The Green Grid Consortium will release two free tools in the coming months to help companies measure and improve the energy efficiency of their data centers.
The new tools are both Web-based and will be available through the Green Grid's Web site by the end of March. The consortium is presenting them at its third annual conference on Thursday in San Jose, California.
The consortium, whose members are a mix of vendors and end-user companies, was set up three years ago to develop tools and recommendations for improving data center efficiency.
One of the tools is the Power Efficiency Estimator. It's intended mainly for companies building new data centers or doing retrofits, and allows them to compare the efficiency of different topographies and equipment to help design the most power-efficient layout.
"It's a tool that lets you specify the topology of your power distribution network at a high level, including how it is architected, what connects to what, and what type of equipment you are using," said John Pflueger, a Green Grid board member who is also the chairman of its technical group and a technology strategist with Dell.
"The tool will have statistics about all the various equipment. It then applies some math according to the topology and comes back with a curve for your power distribution network, to tell you what sort of efficiency you might expect for that network as a percentage of load," he said.
The other new tool is the PUE Calculator. PUE (power usage effectiveness) looks at the total amount of power being used by a data center, and compares it to the amount of power that actually reaches the IT equipment, as opposed to being used for cooling systems or wasted in inefficient power supplies.
It was the Green Grid Consortium that came up with the PUE metric, which is catching on as a way to measure the energy efficiency of data centers.
The calculator will take into account subsystems within data centers, which might have a different PUE number from the facility as a whole. In particular it is a response to the use of containerized data centers, or small, standalone data centers packed into customized shipping containers.
The online tool lets companies enter the PUEs of their various subsystems and come up with a result for the facility as a whole, said Mike Patterson, chairman of the Green Grid's technology and strategy working group, who is also a senior power and thermal architect at Intel.
PUE numbers have been used as a marketing tool by some Internet companies to show off the efficiency of their facilities. Patterson said a more suitable use is for comparing the efficiency of a single data center over time, as a way to gauge the success of energy-efficiency projects, for example.

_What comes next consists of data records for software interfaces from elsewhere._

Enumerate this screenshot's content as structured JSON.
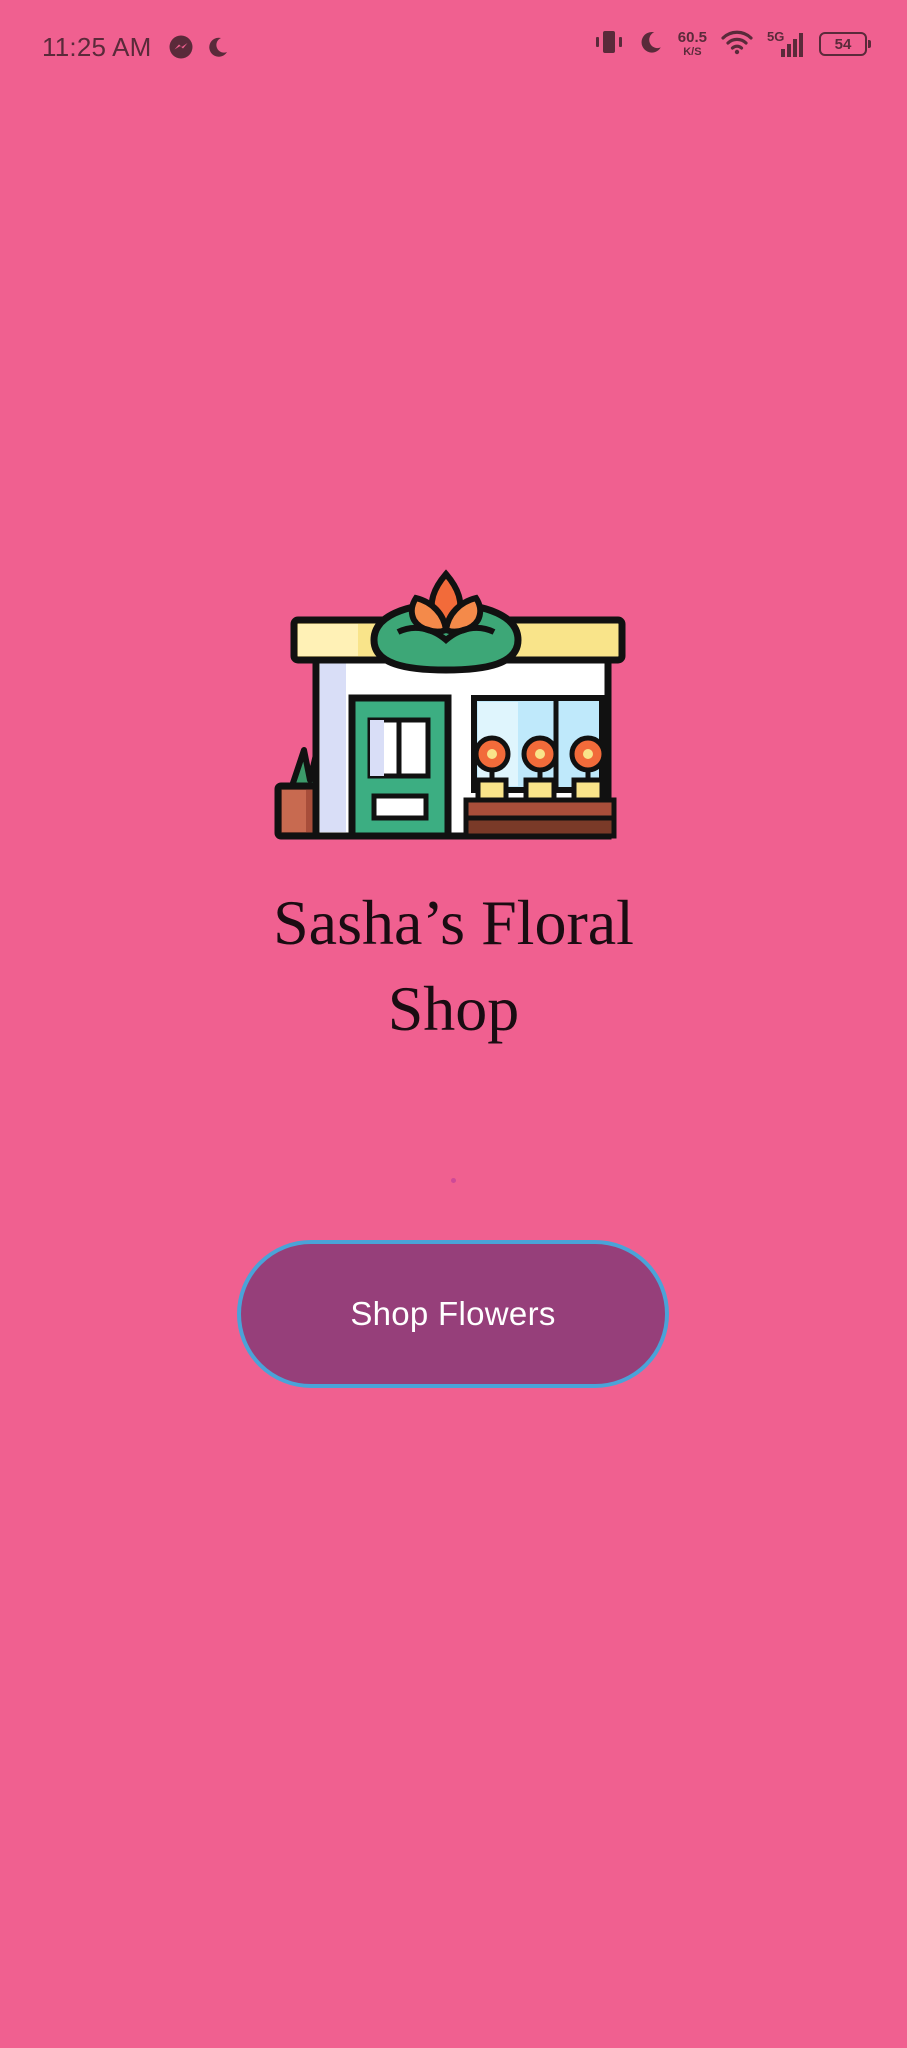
{
  "status_bar": {
    "time": "11:25 AM",
    "net_speed_value": "60.5",
    "net_speed_unit": "K/S",
    "network_type": "5G",
    "battery_level": "54",
    "left_icons": [
      "messenger-icon",
      "moon-icon"
    ],
    "right_icons": [
      "vibrate-icon",
      "moon-icon",
      "wifi-icon",
      "signal-icon",
      "battery-icon"
    ]
  },
  "app": {
    "logo_icon": "flower-shop-icon",
    "title_line1": "Sasha’s Floral",
    "title_line2": "Shop",
    "cta_label": "Shop Flowers"
  },
  "colors": {
    "background": "#f06090",
    "button_fill": "#963f7a",
    "button_border": "#4aa3d8",
    "status_text": "#5a2a3a",
    "loader_dot": "#c0409a"
  }
}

The average data center has a PUE of approximately 2.0, meaning less than half the energy supplied to the data center actually reaches the IT equipment. The maximum PUE that the Green Grid will recognize is 1.0, meaning all the energy is reaching the IT equipment -- something that is very hard to achieve.
But some companies have reported PUE scores below 1.0, sometimes because they generate some of their own power on site. The Green Grid is working on a metric that will take on-site power generation into account and allow companies to have sub-1.0 scores, Patterson said.
The Green Grid has decided to focus on PUE as its preferred metric for simplification purposes. It originally came up with a second, very similar metric, Data Center infrastructure Efficiency (DCiE), that measures the same thing as PUE in a slightly different way.
"Everyone has sort of rallied around PUE," Patterson said.
The group is also presenting improvements to another tool Thursday, its Fresh Air Cooling calculator. It takes publically available temperature and humidity data and allows companies to calculate how many days of the year they could use fresh air to cool their data centers, as a supplement to standard cooling systems. Last year the consortium added Europe and Japan to the regions covered by the tool.
It also released a new white paper recently, on the impact of virtualization on data center physical infrastructure.
The consortium would like to get feedback about its new tools. Comments and questions can be sent to email@example.com for the Power Efficiency Estimator, and firstname.lastname@example.org for the PUE Calculator.
There's been a sharp increase in focus in recent years on the amount of energy used by data centers, in part because they are becoming an increasingly costly component of many organizations' operations.